:: DATASET ENTRIES ::

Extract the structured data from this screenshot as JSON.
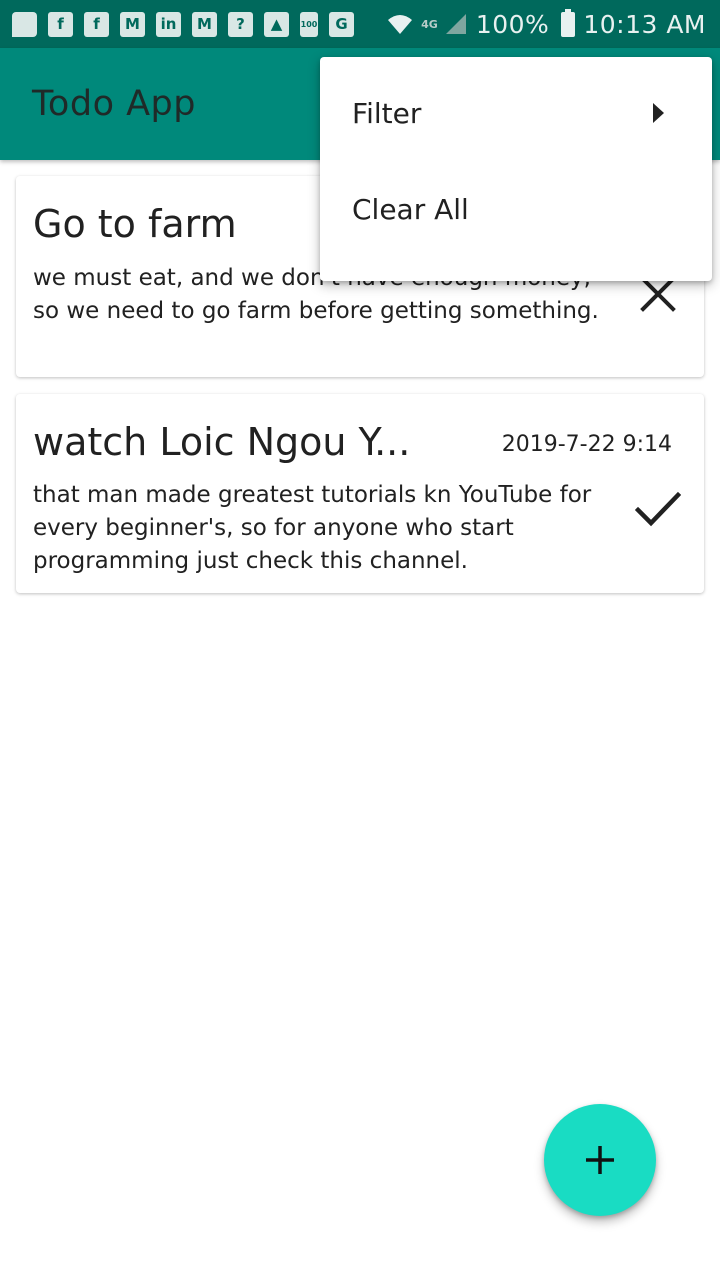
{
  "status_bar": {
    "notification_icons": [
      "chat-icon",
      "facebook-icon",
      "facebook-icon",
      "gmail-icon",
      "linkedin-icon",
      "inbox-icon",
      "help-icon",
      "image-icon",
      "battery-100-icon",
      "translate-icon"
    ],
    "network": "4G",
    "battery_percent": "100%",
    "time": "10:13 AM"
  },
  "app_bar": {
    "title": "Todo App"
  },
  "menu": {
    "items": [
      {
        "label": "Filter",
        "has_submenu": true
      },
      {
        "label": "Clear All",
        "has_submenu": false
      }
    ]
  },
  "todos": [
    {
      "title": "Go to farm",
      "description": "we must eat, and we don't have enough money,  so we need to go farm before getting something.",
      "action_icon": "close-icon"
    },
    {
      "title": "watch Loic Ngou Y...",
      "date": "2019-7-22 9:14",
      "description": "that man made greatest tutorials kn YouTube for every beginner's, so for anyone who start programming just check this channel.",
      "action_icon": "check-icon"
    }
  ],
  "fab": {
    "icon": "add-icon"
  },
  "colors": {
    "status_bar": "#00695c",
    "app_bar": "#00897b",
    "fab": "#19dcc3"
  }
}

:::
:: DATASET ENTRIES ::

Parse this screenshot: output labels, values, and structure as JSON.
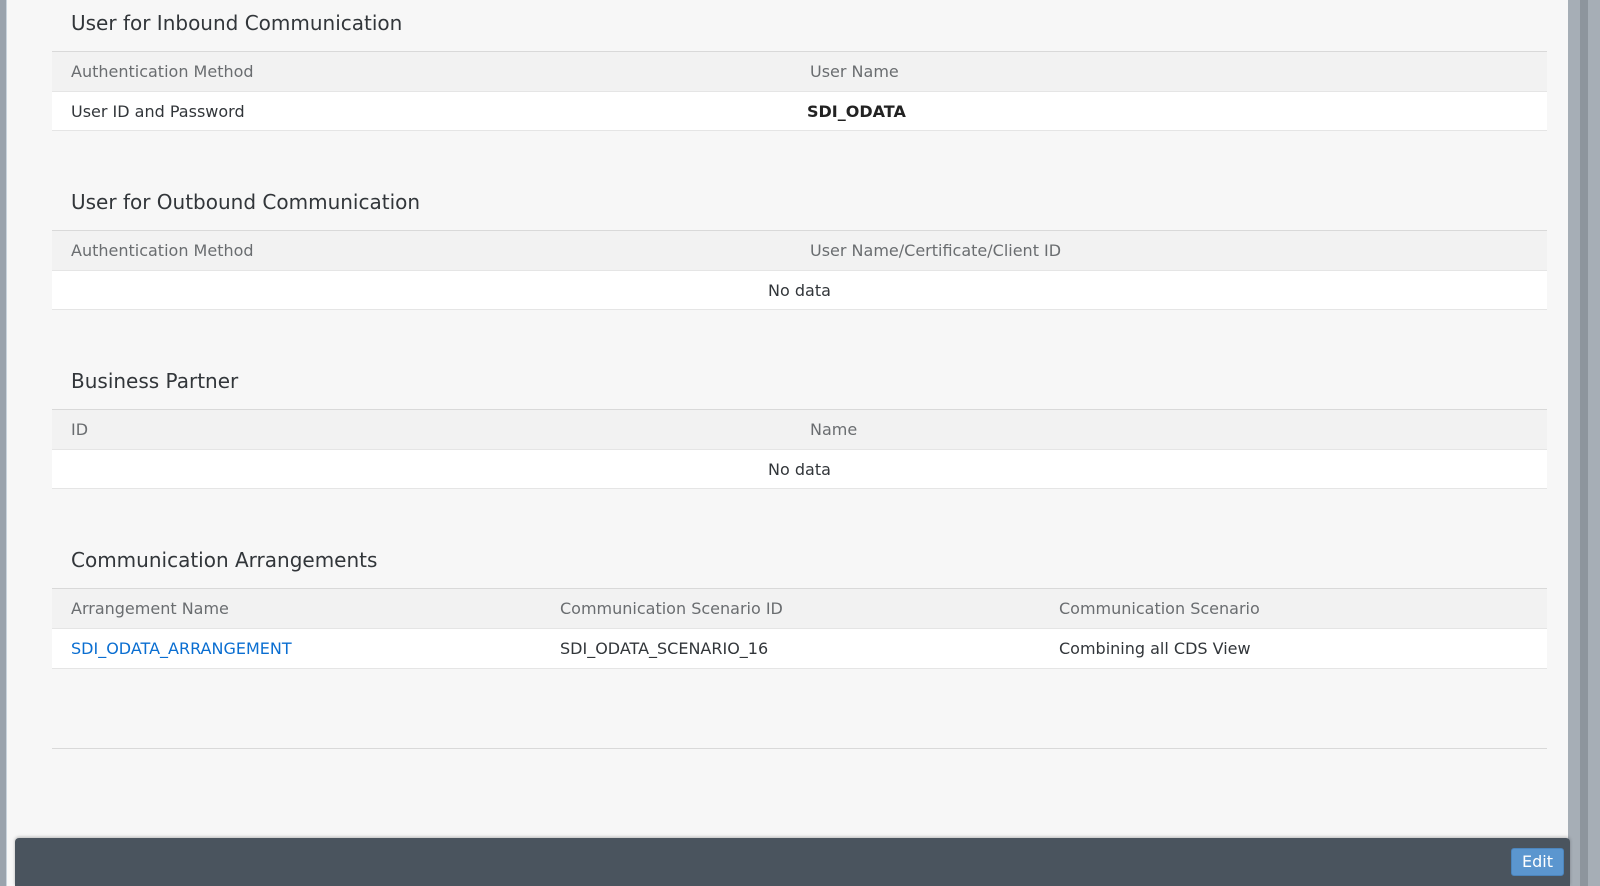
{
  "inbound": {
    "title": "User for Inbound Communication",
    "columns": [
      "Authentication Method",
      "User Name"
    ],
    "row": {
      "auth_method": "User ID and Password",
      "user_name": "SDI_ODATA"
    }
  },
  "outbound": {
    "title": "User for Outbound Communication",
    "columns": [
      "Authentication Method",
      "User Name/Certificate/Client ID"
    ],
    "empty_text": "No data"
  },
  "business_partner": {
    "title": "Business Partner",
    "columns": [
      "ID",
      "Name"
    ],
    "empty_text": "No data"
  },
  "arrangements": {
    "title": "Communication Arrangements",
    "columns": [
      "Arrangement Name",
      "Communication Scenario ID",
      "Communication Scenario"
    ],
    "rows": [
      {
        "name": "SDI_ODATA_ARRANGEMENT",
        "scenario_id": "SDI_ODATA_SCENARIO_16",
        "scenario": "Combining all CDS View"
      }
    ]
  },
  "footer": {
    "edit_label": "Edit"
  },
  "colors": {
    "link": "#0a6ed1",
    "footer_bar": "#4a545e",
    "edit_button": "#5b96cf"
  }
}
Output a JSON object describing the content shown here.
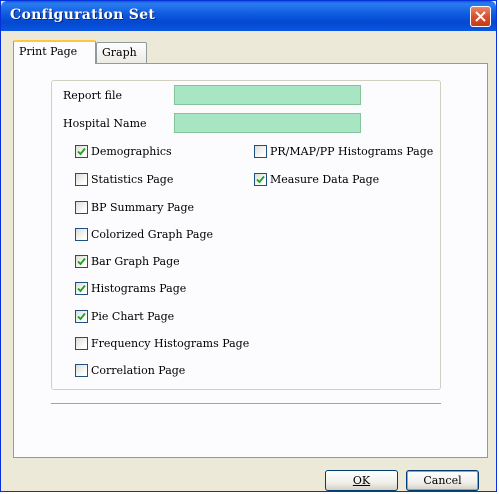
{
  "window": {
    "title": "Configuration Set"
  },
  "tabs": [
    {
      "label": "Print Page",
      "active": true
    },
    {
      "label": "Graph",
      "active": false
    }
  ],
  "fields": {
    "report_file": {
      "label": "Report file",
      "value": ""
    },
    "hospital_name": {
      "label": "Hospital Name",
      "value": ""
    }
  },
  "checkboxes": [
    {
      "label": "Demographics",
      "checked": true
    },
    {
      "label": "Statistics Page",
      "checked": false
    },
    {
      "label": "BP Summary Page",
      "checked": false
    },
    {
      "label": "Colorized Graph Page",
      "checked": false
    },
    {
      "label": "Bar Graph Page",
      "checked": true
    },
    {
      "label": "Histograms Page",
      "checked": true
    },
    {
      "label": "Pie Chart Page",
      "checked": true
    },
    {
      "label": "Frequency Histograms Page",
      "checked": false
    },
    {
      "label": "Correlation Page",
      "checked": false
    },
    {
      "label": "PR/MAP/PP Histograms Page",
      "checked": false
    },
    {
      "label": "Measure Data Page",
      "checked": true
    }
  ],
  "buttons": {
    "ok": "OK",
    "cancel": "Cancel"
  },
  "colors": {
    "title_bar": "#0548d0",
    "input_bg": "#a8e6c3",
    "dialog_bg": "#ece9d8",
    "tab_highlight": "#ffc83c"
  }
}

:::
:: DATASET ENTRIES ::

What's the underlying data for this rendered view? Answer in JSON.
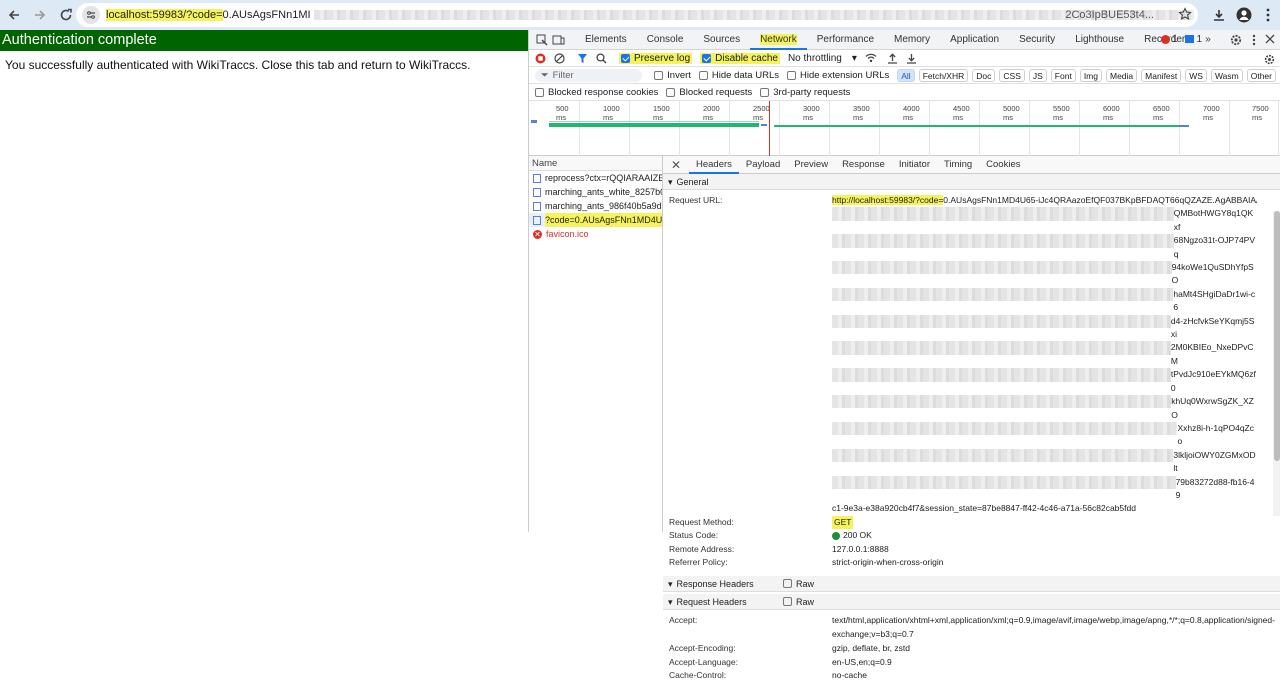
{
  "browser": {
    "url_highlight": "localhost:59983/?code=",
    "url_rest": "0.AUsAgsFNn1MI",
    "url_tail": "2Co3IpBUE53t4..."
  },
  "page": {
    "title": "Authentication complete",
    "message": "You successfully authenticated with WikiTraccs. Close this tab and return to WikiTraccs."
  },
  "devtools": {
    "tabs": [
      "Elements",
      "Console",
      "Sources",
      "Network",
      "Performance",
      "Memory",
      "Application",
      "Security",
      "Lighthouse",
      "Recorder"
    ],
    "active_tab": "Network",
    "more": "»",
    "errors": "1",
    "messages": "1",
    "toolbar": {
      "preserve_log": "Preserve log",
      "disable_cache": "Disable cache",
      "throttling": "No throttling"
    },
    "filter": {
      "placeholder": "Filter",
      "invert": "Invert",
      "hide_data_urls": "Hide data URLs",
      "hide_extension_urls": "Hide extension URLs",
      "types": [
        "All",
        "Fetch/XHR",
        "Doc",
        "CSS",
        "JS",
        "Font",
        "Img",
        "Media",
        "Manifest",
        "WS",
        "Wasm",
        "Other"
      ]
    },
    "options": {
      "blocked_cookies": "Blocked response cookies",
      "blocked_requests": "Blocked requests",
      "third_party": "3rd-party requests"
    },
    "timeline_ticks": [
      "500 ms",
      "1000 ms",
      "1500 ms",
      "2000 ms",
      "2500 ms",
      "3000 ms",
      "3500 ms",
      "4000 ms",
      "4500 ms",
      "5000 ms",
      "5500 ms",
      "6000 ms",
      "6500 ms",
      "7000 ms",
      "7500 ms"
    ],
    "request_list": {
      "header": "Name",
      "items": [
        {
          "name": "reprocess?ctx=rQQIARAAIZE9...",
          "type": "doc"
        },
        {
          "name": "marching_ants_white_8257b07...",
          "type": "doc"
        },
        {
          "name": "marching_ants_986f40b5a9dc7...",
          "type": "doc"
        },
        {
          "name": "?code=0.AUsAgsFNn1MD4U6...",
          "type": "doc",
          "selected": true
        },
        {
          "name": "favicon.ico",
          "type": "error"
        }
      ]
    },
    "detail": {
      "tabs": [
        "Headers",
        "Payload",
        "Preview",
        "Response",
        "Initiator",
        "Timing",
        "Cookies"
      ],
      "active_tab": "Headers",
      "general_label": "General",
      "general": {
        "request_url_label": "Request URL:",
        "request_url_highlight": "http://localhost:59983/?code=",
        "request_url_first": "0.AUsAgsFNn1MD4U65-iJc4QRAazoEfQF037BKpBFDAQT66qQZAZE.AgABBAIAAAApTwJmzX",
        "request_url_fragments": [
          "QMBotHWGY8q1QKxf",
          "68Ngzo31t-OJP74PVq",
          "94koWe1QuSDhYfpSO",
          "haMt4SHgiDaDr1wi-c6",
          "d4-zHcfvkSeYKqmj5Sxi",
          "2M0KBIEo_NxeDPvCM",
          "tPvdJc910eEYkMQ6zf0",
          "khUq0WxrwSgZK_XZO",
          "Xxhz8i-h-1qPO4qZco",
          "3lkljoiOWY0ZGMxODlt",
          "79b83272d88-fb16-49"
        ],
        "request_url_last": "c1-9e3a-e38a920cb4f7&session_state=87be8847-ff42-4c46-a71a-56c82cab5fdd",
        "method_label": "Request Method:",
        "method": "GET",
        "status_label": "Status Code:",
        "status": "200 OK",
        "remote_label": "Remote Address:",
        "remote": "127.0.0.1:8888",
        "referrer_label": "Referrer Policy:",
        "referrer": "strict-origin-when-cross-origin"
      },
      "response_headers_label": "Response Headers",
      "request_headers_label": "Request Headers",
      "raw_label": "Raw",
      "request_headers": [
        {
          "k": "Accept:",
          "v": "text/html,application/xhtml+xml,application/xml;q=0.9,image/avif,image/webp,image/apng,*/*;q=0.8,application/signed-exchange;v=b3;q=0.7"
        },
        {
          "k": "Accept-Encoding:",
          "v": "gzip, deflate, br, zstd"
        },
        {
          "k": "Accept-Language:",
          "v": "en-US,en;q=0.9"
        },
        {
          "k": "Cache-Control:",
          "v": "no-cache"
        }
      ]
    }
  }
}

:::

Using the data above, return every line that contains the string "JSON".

Extract the structured data from this screenshot as JSON.
Parse this screenshot: output labels, values, and structure as JSON.
Output a JSON object describing the content shown here.
What's the underlying data for this rendered view? Answer in JSON.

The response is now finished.